When most of us think of Brittany, we think of the seaside. During my brief stay, I ate so much delicious seafood, all prepared simply so as to let its freshness shine. Bass, sardines, mackerel and cod seemed to be the most popular choices.
As for shellfish, I had the best mussels I have ever tasted on this trip! Breton mussels have a protected designation of origin and are known for their delicacy. Quite small in comparison to North American mussels, midway between sweet and salty, mine came swimming in a cream sauce so perfect I was tempted to finish it off with a spoon. I arrived too early for scallop season, but the locals seemed to be eagerly awaiting its arrival. I promised myself that I’d return to Brittany one day to taste those famous coquilles Saint-Jacques in season, as I’m told they’re a far cry from the scallops I’m familiar with. To be continued…

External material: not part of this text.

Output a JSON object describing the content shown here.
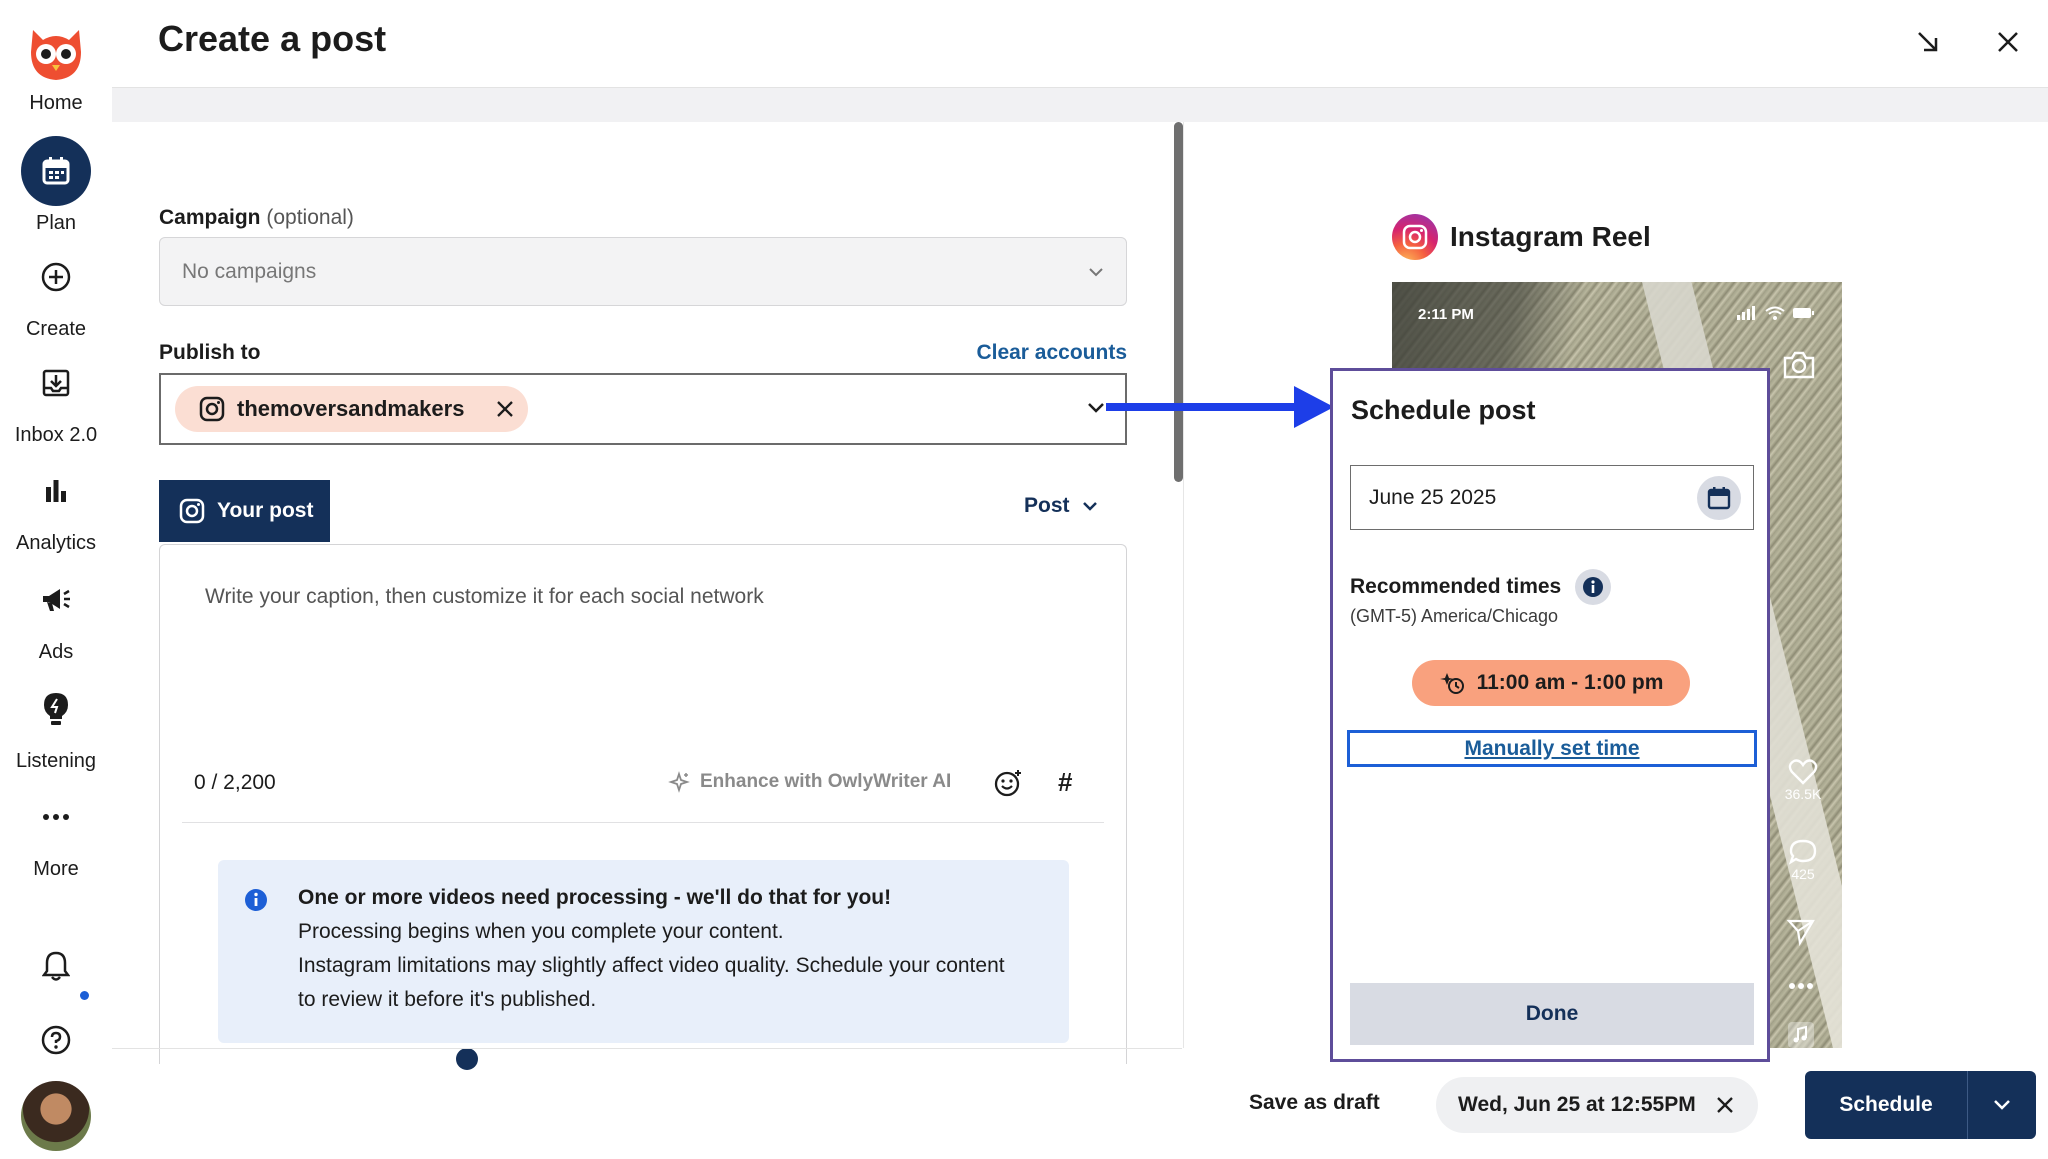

In the meantime, there’s the Cancale oysters, cultivated right here in Brittany and served in the best restaurants across France. Mineral and just salty enough, these oysters are delicate and fleshy—you could easily down two dozen with no need to dress them up with lemon or any other competing flavours.
4 – Pork
Brittany is known for its seafood, but the locals are just as proud of their pigs. My favourite pork products were the ham and the andouilles de Guémené (in the Morbihan region). This star of Breton gastronomy can be served hot or cold, on a charcuterie plate or as a main course. I’m still dreaming of the galette I had at La Saint-Georges in Rennes—it came topped with raclette, potatoes and little rounds of andouille. A decadent delight that would be the perfect way to warm up a cold day.
5 – Cookies, candies, galettes and pastries
Breton butter is also the secret ingredient behind the region’s best sweets. My favorite pastry was the kouign amann. In Breton, kouign means “cake” and amann, “butter.” Bread dough is slathered with butter and sugar and then folded like puff pastry. As it bakes, the butter and sugar mixture melts, seeps into the dough and caramelizes, giving the kouign amann a creamy texture on the inside and a crunchy, golden exterior. It’s out of this world.
Next, there are the butter cookies and galettes, which can be found just about everywhere and are perfect for secreting away in your suitcase to bring home as gifts.
Last but not least, we have butter caramels. Salted or unsalted, these are one of my favourite candies in the world. During our stay, we essentially replaced chewing gum with caramels and I have no regrets.
- Breizh Café
- Bordier butter
- Les Terroiristes Associés, Saint-Malo (fine local cuisine)
- Kouign amann from Maison Galland
- L’Atelier de l’huitre, Cancale
- Quai 22 (mussels in cream sauce)
- La Cuisine Corsaire École, Cancale:
- Épices Rœllinger (online, in Saint-Malo or at their boutique in Cancale – the first boutique with its own test kitchen)
- La Saint-Georges (crêperie)
- Marché des Lices (Saturdays)
- Marché La Criée (Monday through Saturday from 9 a.m. to 2 p.m. and 4 p.m. to 7 p.m. (till 7:30 p.m. on Fridays; Sunday from 9 a.m. to 1 p.m.; and gourmet food trucks on the first Sunday of every month)
- Hôtel Les Charmettes Charming little seaside hotel, right on the boardwalk and just a 20‑minute walk into the walled city along the beach
- Hôtel Le Grand Bé (walled city): 4-star luxury with a warm welcome in the heart of the walled city
- Val-André Marine Spa (ask for the unique and extraordinary Escale Breizh treatment for a super relaxing gourmet experience)
- Hôtel Balthazar: A boutique hotel in the heart of Rennes, just steps from the Marché La Criée, shopping and old Rennes